Cobweb uses style to overcome its cliches
The streaming revolution has become a bit of a double-edged sword for many filmmakers. On one hand, it has allowed works of art to reach audiences that they might otherwise never have reached. On the other, they often get lost in the never-ending sea of content. But since we're in spooky season, I'll take this opportunity to let readers know about Cobweb, a creepy little tale that had the misfortune of being released in the middle of the Barbenheimer juggernaut. It's a shame it got lost in the shuffle because the film is a stylish horror story with some incredible directorial flourishes that elevate what could have been a pretty routine premise.
One week before Halloween, eight-year old Peter (Woody Norman) begins hearing a strange tapping behind his bedroom walls. His parents (Lizzy Caplan and Antony Starr) blame an overactive imagination but Peter is certain that they're something more. As the noises become more prominent, Peter's investigation stirs a mistrust in his parents as he starts to believe that they could be hiding some terrible secret.

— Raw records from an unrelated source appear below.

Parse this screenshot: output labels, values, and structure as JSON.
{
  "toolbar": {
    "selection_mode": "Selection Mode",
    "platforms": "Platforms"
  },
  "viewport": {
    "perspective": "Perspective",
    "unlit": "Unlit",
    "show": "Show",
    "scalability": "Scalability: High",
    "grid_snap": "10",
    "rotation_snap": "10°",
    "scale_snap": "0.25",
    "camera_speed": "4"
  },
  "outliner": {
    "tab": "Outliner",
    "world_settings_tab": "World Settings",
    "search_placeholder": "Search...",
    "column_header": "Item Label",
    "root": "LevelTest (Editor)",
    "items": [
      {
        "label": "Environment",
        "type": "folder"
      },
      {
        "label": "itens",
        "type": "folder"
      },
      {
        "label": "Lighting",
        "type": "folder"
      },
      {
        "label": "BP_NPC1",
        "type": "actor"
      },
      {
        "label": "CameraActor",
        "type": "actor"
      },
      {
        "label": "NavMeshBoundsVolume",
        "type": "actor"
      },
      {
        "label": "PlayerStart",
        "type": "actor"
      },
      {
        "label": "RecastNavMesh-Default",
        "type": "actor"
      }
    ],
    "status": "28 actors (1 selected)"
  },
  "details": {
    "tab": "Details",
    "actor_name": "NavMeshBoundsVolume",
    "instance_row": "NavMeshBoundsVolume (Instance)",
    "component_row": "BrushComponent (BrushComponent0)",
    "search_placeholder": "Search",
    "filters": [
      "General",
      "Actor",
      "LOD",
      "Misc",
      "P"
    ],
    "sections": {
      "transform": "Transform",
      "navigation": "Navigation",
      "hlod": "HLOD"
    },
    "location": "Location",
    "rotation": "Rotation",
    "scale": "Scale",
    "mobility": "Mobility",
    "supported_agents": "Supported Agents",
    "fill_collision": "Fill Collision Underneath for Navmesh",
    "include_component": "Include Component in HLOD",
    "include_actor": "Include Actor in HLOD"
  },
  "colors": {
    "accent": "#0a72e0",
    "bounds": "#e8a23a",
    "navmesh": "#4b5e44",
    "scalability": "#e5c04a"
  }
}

The film's style and production design give it a wonderfully old-fashioned quality, like a modern-day Grimm's fairy tale or an urban legend told around the campfire. The story itself is, sadly, a little too predictable for anyone well-versed in horror movie tropes, but director Samuel Bodin maintains interest with some ingenious uses of light and shadow as well as some creative camera movements. Cobweb may be nothing revolutionary, but it makes for some nice scary viewing just in time for Halloween.
Cobweb is currently available on Amazon Prime, Apple TV, Google Play, Vudu, and YouTube.
Directed by Samuel Bodin // Written by Chris Thomas Devlin // Starring Woody Norman, Lizzy Caplan, Antony Starr, Cleopatra Coleman, Luke Busey, Jay Rincon, Anton Kottas, and Aleksandra Dragova // 88 minutes // Rated R // Lionsgate